/---

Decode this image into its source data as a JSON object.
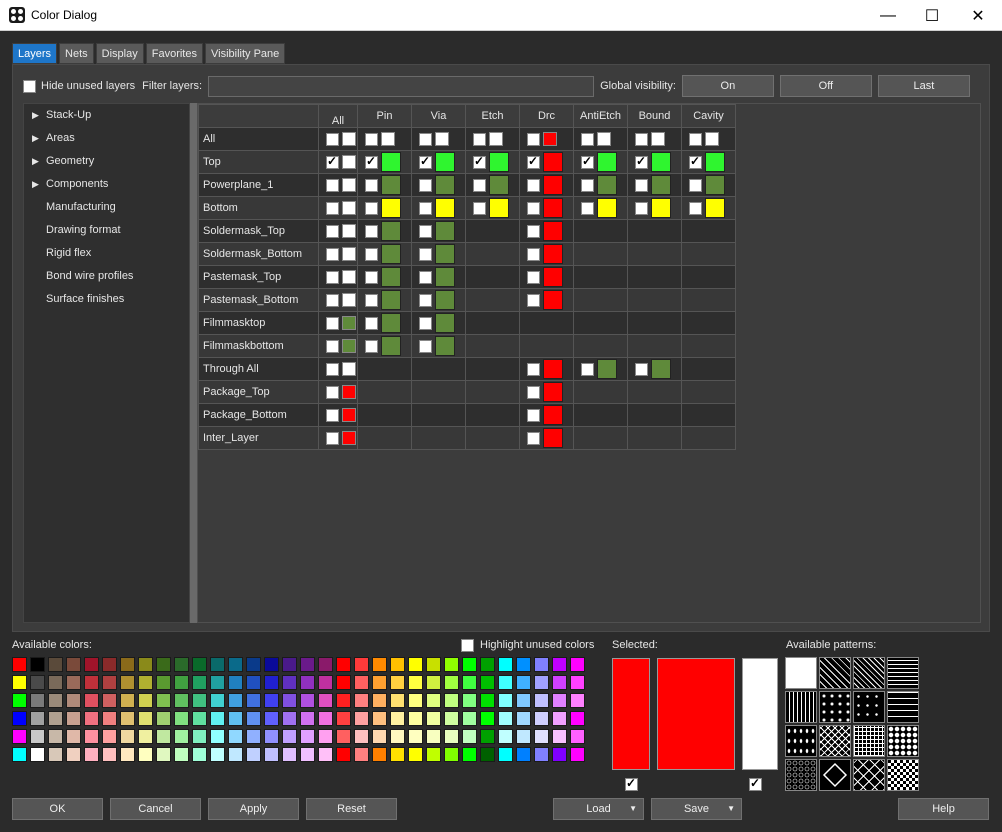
{
  "window": {
    "title": "Color Dialog"
  },
  "tabs": [
    "Layers",
    "Nets",
    "Display",
    "Favorites",
    "Visibility Pane"
  ],
  "topbar": {
    "hide_unused_label": "Hide unused layers",
    "filter_label": "Filter layers:",
    "filter_value": "",
    "global_visibility_label": "Global visibility:",
    "btn_on": "On",
    "btn_off": "Off",
    "btn_last": "Last"
  },
  "tree": [
    {
      "label": "Stack-Up",
      "expandable": true
    },
    {
      "label": "Areas",
      "expandable": true
    },
    {
      "label": "Geometry",
      "expandable": true
    },
    {
      "label": "Components",
      "expandable": true
    },
    {
      "label": "Manufacturing",
      "expandable": false
    },
    {
      "label": "Drawing format",
      "expandable": false
    },
    {
      "label": "Rigid flex",
      "expandable": false
    },
    {
      "label": "Bond wire profiles",
      "expandable": false
    },
    {
      "label": "Surface finishes",
      "expandable": false
    }
  ],
  "grid": {
    "columns": [
      "All",
      "Pin",
      "Via",
      "Etch",
      "Drc",
      "AntiEtch",
      "Bound",
      "Cavity"
    ],
    "header_row_label": "All",
    "rows": [
      {
        "name": "Top",
        "all": [
          "check",
          "white"
        ],
        "cells": [
          "cg",
          "cg",
          "cg",
          "cr",
          "cg",
          "cg",
          "cg"
        ]
      },
      {
        "name": "Powerplane_1",
        "all": [
          "box",
          "white"
        ],
        "cells": [
          "o",
          "o",
          "o",
          "r",
          "o",
          "o",
          "o"
        ]
      },
      {
        "name": "Bottom",
        "all": [
          "box",
          "white"
        ],
        "cells": [
          "y",
          "y",
          "y",
          "r",
          "y",
          "y",
          "y"
        ]
      },
      {
        "name": "Soldermask_Top",
        "all": [
          "box",
          "white"
        ],
        "cells": [
          "o",
          "o",
          "-",
          "r",
          "-",
          "-",
          "-"
        ]
      },
      {
        "name": "Soldermask_Bottom",
        "all": [
          "box",
          "white"
        ],
        "cells": [
          "o",
          "o",
          "-",
          "r",
          "-",
          "-",
          "-"
        ]
      },
      {
        "name": "Pastemask_Top",
        "all": [
          "box",
          "white"
        ],
        "cells": [
          "o",
          "o",
          "-",
          "r",
          "-",
          "-",
          "-"
        ]
      },
      {
        "name": "Pastemask_Bottom",
        "all": [
          "box",
          "white"
        ],
        "cells": [
          "o",
          "o",
          "-",
          "r",
          "-",
          "-",
          "-"
        ]
      },
      {
        "name": "Filmmasktop",
        "all": [
          "box",
          "olive"
        ],
        "cells": [
          "o",
          "o",
          "-",
          "-",
          "-",
          "-",
          "-"
        ]
      },
      {
        "name": "Filmmaskbottom",
        "all": [
          "box",
          "olive"
        ],
        "cells": [
          "o",
          "o",
          "-",
          "-",
          "-",
          "-",
          "-"
        ]
      },
      {
        "name": "Through All",
        "all": [
          "box",
          "white"
        ],
        "cells": [
          "-",
          "-",
          "-",
          "r",
          "o",
          "o",
          "-"
        ]
      },
      {
        "name": "Package_Top",
        "all": [
          "box",
          "red"
        ],
        "cells": [
          "-",
          "-",
          "-",
          "r",
          "-",
          "-",
          "-"
        ]
      },
      {
        "name": "Package_Bottom",
        "all": [
          "box",
          "red"
        ],
        "cells": [
          "-",
          "-",
          "-",
          "r",
          "-",
          "-",
          "-"
        ]
      },
      {
        "name": "Inter_Layer",
        "all": [
          "box",
          "red"
        ],
        "cells": [
          "-",
          "-",
          "-",
          "r",
          "-",
          "-",
          "-"
        ]
      }
    ]
  },
  "colors": {
    "green": "#2ff52f",
    "olive": "#5f8a3a",
    "yellow": "#ffff00",
    "red": "#ff0000",
    "white": "#ffffff"
  },
  "bottom": {
    "available_colors_label": "Available colors:",
    "highlight_unused_label": "Highlight unused colors",
    "selected_label": "Selected:",
    "available_patterns_label": "Available patterns:"
  },
  "palette": [
    [
      "#ff0000",
      "#000000",
      "#5a4a3a",
      "#7a4a3a",
      "#a0142a",
      "#8a2a2a",
      "#8a6a1a",
      "#8a8a1a",
      "#3a6a1a",
      "#2a6a2a",
      "#0a6a2a",
      "#0a6a6a",
      "#0a6a8a",
      "#0a3a8a",
      "#0a0a9a",
      "#4a1a8a",
      "#6a1a8a",
      "#8a1a6a",
      "#ff0000",
      "#ff3a3a",
      "#ff8a00",
      "#ffc000",
      "#ffff00",
      "#c8e000",
      "#90ff00",
      "#00ff00",
      "#00a000",
      "#00ffff",
      "#0090ff",
      "#8080ff",
      "#c000ff",
      "#ff00ff"
    ],
    [
      "#ffff00",
      "#4a4a4a",
      "#7a6a5a",
      "#9a6a5a",
      "#c0303a",
      "#b04040",
      "#b09030",
      "#b0b030",
      "#5a9a30",
      "#40a040",
      "#20a060",
      "#20a0a0",
      "#2080c0",
      "#2050c0",
      "#2020d0",
      "#6030c0",
      "#9030c0",
      "#c030a0",
      "#ff0000",
      "#ff6060",
      "#ffa030",
      "#ffd040",
      "#ffff40",
      "#d0f040",
      "#a0ff40",
      "#40ff40",
      "#00c000",
      "#40ffff",
      "#40b0ff",
      "#a0a0ff",
      "#d040ff",
      "#ff40ff"
    ],
    [
      "#00ff00",
      "#7a7a7a",
      "#9a8a7a",
      "#b08a7a",
      "#e05060",
      "#d06060",
      "#d0b050",
      "#d0d050",
      "#80c050",
      "#60c060",
      "#40c080",
      "#40d0d0",
      "#40a0e0",
      "#4070e0",
      "#4040f0",
      "#8050e0",
      "#b050e0",
      "#e050c0",
      "#ff2020",
      "#ff8080",
      "#ffb060",
      "#ffe070",
      "#ffff80",
      "#e0ff80",
      "#c0ff80",
      "#80ff80",
      "#00e000",
      "#80ffff",
      "#80c8ff",
      "#c0c0ff",
      "#e080ff",
      "#ff80ff"
    ],
    [
      "#0000ff",
      "#a0a0a0",
      "#b0a090",
      "#c8a090",
      "#f07080",
      "#f08080",
      "#e0c070",
      "#e0e070",
      "#a0d070",
      "#80e080",
      "#60e0a0",
      "#60f0f0",
      "#60c0f0",
      "#6090f0",
      "#6060ff",
      "#a070f0",
      "#d070f0",
      "#f070e0",
      "#ff4040",
      "#ffa0a0",
      "#ffc080",
      "#fff0a0",
      "#ffffa0",
      "#f0ffa0",
      "#d0ffa0",
      "#a0ffa0",
      "#00ff00",
      "#a0ffff",
      "#a0d8ff",
      "#d0d0ff",
      "#f0a0ff",
      "#ff00ff"
    ],
    [
      "#ff00ff",
      "#c8c8c8",
      "#c8b8a8",
      "#e0b8a8",
      "#ff90a0",
      "#ffa0a0",
      "#f0d8a0",
      "#f0f0a0",
      "#c0e8a0",
      "#a0f0a0",
      "#80f0c0",
      "#90ffff",
      "#90d8ff",
      "#90b0ff",
      "#9090ff",
      "#c0a0ff",
      "#e0a0ff",
      "#ffa0f0",
      "#ff6060",
      "#ffc0c0",
      "#ffd8b0",
      "#fff8c0",
      "#ffffc0",
      "#f8ffc0",
      "#e8ffc0",
      "#c0ffc0",
      "#00a000",
      "#c0ffff",
      "#c0e8ff",
      "#e0e0ff",
      "#f8c0ff",
      "#ff60ff"
    ],
    [
      "#00ffff",
      "#ffffff",
      "#d8c8b8",
      "#f0d0c0",
      "#ffb0c0",
      "#ffc0c0",
      "#ffe8c0",
      "#ffffc0",
      "#e0f8c0",
      "#c0ffc0",
      "#a0ffd8",
      "#c0ffff",
      "#c0e8ff",
      "#c0d0ff",
      "#c0c0ff",
      "#e0c0ff",
      "#f0c0ff",
      "#ffc0f8",
      "#ff0000",
      "#ff8080",
      "#ff8000",
      "#ffe000",
      "#ffff00",
      "#c0ff00",
      "#80ff00",
      "#00ff00",
      "#006000",
      "#00ffff",
      "#0080ff",
      "#8080ff",
      "#8000ff",
      "#ff00ff"
    ]
  ],
  "patterns": [
    "solid-white",
    "diag-fwd",
    "diag-fwd-dense",
    "horiz-lines",
    "vert-lines",
    "triangles",
    "crosses",
    "dashes",
    "dots-sparse",
    "diag-crosshatch",
    "grid",
    "dots-dense",
    "circles",
    "diamond-outline",
    "x-crosshatch",
    "checker-diamond"
  ],
  "buttons": {
    "ok": "OK",
    "cancel": "Cancel",
    "apply": "Apply",
    "reset": "Reset",
    "load": "Load",
    "save": "Save",
    "help": "Help"
  }
}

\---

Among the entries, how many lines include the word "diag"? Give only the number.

3